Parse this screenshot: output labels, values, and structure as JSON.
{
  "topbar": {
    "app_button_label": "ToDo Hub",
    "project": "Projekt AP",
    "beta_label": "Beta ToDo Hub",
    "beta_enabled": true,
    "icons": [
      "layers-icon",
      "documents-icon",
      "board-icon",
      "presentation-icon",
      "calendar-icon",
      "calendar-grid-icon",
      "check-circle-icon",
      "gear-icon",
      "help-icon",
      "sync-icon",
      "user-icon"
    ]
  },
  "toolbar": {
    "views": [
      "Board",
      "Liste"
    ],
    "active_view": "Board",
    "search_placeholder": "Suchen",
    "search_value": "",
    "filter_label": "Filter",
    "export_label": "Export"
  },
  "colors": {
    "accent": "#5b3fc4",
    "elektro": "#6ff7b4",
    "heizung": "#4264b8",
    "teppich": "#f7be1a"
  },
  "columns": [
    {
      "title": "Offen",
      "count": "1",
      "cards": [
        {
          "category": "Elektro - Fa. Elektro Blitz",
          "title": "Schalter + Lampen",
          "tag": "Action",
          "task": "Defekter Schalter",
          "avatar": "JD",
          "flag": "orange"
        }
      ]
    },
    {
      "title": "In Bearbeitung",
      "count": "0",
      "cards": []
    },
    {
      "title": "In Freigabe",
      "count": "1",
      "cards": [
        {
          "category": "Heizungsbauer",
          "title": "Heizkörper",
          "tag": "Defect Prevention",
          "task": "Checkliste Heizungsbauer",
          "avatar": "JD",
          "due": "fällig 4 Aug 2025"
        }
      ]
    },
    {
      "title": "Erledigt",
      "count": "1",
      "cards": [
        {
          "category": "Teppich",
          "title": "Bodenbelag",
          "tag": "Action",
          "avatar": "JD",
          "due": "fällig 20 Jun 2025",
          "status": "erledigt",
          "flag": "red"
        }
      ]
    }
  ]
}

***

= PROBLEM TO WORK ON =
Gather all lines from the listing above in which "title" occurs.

= WRITTEN RESPONSE =
      "title": "Offen",
          "title": "Schalter + Lampen",
      "title": "In Bearbeitung",
      "title": "In Freigabe",
          "title": "Heizkörper",
      "title": "Erledigt",
          "title": "Bodenbelag",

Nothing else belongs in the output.